President Obama recently announced his intention to restrict what can be sold in private vending machines at public schools as a way to address the obesity crisis among children and youth.
This comes after the U.S. Department of Agriculture, or USDA, issued new school meal guidelines in January that require increased amounts of healthy foods to be served.
The USDA has always restricted recipients of its Special Supplemental Nutrition Program for Women, Infants and Children to purchases within a prescribed, nutritionally based food package.
But these nutrition concerns don't apply to the Food Stamp Program, now called the Supplemental Nutrition Assistance Program. The nation's largest "nutrition" program, SNAP supported more than 44 million individuals at a cost to taxpayers of nearly $72 billion in 2011 -- including 3 million recipients in New York receiving over $5 billion annually.
The White House and the USDA can't seem to make up their minds about whether they support healthy nutrition. Late last year, they denied a demonstration project in New York City that would prevent spending food stamp dollars on unhealthy foods.
It's time to rethink the administration's double standard on nutrition.
In August 2011, the USDA rejected New York's demonstration request, submitted jointly by then-Gov. David Paterson and Mayor Michael Bloomberg, to ban the purchase of sugar-sweetened beverages in New York City with SNAP funds.

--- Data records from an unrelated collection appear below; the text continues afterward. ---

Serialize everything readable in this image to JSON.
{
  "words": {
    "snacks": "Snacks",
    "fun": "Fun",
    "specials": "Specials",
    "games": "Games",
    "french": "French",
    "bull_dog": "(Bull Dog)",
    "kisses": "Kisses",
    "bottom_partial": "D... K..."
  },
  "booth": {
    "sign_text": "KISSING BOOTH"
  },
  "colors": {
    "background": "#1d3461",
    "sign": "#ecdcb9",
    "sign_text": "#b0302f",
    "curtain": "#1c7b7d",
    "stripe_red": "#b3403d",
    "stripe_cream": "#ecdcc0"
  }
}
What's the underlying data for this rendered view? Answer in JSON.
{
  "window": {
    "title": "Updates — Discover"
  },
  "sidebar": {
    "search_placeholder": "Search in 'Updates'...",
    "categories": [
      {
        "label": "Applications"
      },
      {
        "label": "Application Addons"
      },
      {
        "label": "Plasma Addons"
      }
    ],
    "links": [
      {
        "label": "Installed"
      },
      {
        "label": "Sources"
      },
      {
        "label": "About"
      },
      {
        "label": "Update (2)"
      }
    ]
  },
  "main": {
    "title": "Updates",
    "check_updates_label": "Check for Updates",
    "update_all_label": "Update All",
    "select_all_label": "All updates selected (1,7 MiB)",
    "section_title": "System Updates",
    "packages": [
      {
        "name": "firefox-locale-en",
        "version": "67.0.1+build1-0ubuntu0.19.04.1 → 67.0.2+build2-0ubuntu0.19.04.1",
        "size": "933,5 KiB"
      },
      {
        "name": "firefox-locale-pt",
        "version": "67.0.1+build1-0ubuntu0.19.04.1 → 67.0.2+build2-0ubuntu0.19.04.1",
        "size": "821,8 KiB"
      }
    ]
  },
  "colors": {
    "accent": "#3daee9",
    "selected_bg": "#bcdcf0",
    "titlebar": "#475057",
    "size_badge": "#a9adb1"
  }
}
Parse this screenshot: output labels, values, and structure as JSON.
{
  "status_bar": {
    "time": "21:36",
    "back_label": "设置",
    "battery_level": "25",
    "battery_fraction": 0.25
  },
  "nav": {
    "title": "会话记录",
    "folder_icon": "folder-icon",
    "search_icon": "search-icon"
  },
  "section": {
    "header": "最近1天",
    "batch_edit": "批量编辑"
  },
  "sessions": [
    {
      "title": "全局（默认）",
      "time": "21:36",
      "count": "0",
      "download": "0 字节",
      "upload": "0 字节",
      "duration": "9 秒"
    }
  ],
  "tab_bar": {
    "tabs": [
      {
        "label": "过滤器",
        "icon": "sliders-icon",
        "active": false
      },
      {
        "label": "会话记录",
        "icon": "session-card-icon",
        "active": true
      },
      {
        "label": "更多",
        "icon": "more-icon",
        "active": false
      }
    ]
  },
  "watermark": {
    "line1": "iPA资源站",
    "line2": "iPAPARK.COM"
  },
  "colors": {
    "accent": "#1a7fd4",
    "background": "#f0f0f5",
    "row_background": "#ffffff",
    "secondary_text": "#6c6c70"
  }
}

SNAP allows and, ironically, encourages the purchase of such unhealthy products. This is because SNAP purchases cannot be taxed, so that liter of soda is less expensive for SNAP recipients than for other consumers.
Numerous organizations and individuals supported the demonstration request for one overriding reason: These beverages are among the leading contributors to childhood obesity and the resultant plague of diabetes so prevalent in poor and minority communities.
The project would also have included a rigorous evaluation component to determine if consumption was reduced when purchases were not subsidized.
Valuing entitlement ahead of health concerns, anti-hunger advocates, supported by the beverage industry, howled that the prohibition would "stigmatize" recipients by limiting free choice.
But the demonstration was far from a "nanny state" approach -- instead, it attempted to address a major public health problem brought on by excess sugar consumption.
The stigma charge is hollow, anyway, because stores already disallow, at the checkout register, certain purchases not covered by SNAP -- alcohol, tobacco, paper products and prepared foods, for instance.
Sadly, the USDA caved to the advocates, ignored the public health implications, and, with the administration's blessing, denied the demonstration project -- effectively ensuring ongoing health problems for the poorest children in New York City.
As a result, taxpayers will get hit twice: SNAP will continue to support purchases of sugared beverages, and more taxpayer dollars will be spent through Medicaid to treat resultant obesity-related health problems such as diabetes.
Washington's rejection was made easier by New York Gov. Andrew Cuomo's silence on the demonstration project after he took office, even though his Department of Health views obesity prevention as a priority.
SNAP faces federal reauthorization by September 30, 2012. Resubmitting the project this year would put the issue back on center stage and send a clear message to Obama and Congress to consider limiting the allowable SNAP food package, at least as it relates to sugared beverages.
Government cannot rail against obesity on one hand while using public funds to underwrite the problem on the other.
Allowing SNAP dollars to be spent on unhealthy products is a thumb in the eye to taxpayers, and undermines public trust that their money is being spent wisely on this important safety net program.
Russell Sykes is a senior fellow at the Empire Center for New York State Policy, a project of the Manhattan Institute for Policy Research.